Sheila and David Epstein are accumulating properties faster than Donald Trump. While the appreciation factor of their buildings is more modest, it's not insignificant. Along with such icons as the Eiffel Tower and the Capitol building in Washington, D.C., the semiretired Woodland Hills residents number their holdings at about 1,000 sites--souvenir building replicas produced since 1910.
Their L.A. landmarks include the Capitol Records building, City Hall and Griffith Observatory. New York City is also well represented, with sites such as the Statue of Liberty (they have 40 versions), Empire State Building, Flatiron Building and the Guggenheim Museum. A good portion of the collection consists of souvenir bank buildings. Most are made of cast pot metal--a stew of zinc, copper, aluminum and other metals.
The replicas hail from throughout the United States, from Alaska Mutual Savings Bank to Ford City Bank in Chicago to Tallahassee Federal Savings. "The ones from the '60s and '70s especially give a good idea of what suburban banks looked like," says David. "It's a good architectural history lesson."

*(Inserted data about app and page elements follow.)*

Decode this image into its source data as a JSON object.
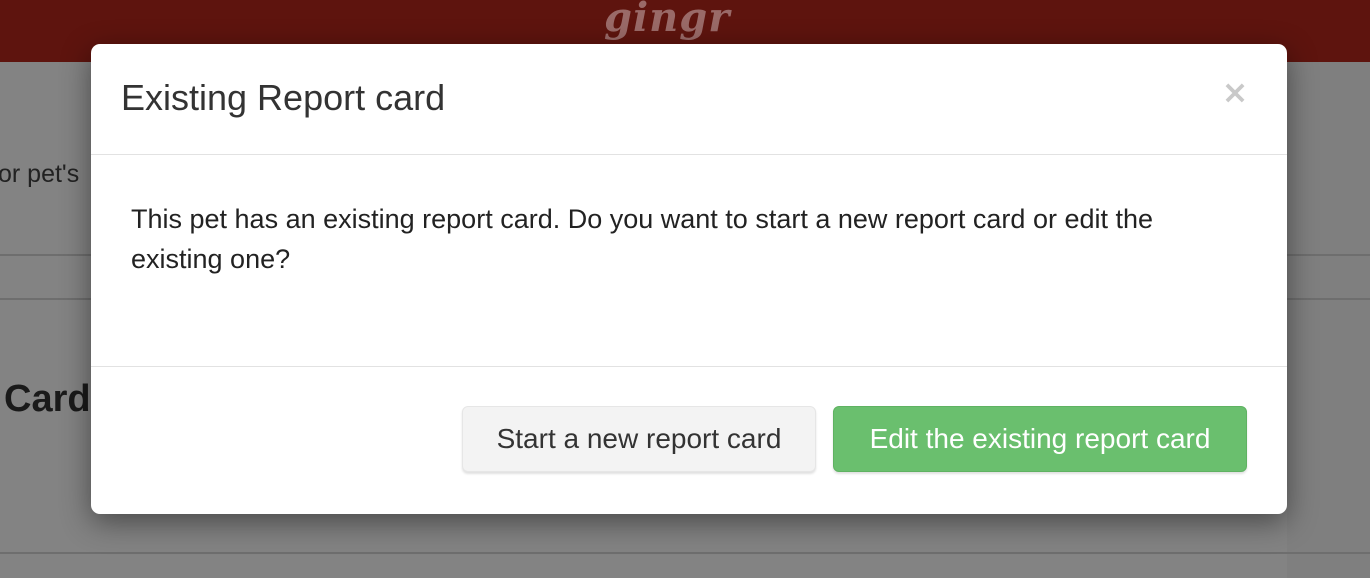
{
  "app": {
    "logo_text": "gingr",
    "brand_color": "#5e140e"
  },
  "background": {
    "text_fragment_1": "or pet's",
    "text_fragment_2": "Card"
  },
  "modal": {
    "title": "Existing Report card",
    "close_symbol": "×",
    "close_icon": "close-icon",
    "message": "This pet has an existing report card. Do you want to start a new report card or edit the existing one?",
    "buttons": {
      "start_new_label": "Start a new report card",
      "edit_existing_label": "Edit the existing report card"
    },
    "colors": {
      "primary_button": "#6abf6e",
      "secondary_button": "#f3f3f3"
    }
  }
}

Experts agree. "Souvenir buildings . . . offer something like an alternative, shadow history of architecture," note Margaret Majua and David Weingarten in their book "Souvenir Buildings Miniature Monuments: From the Collection of Ace Architects.'' "This history is popular, rather than academic. It is largely unconcerned with period, place, style and the inexorability of progress; instead it focuses on the range of buildings people have thought remarkable, important, appealing and worthy of a souvenir."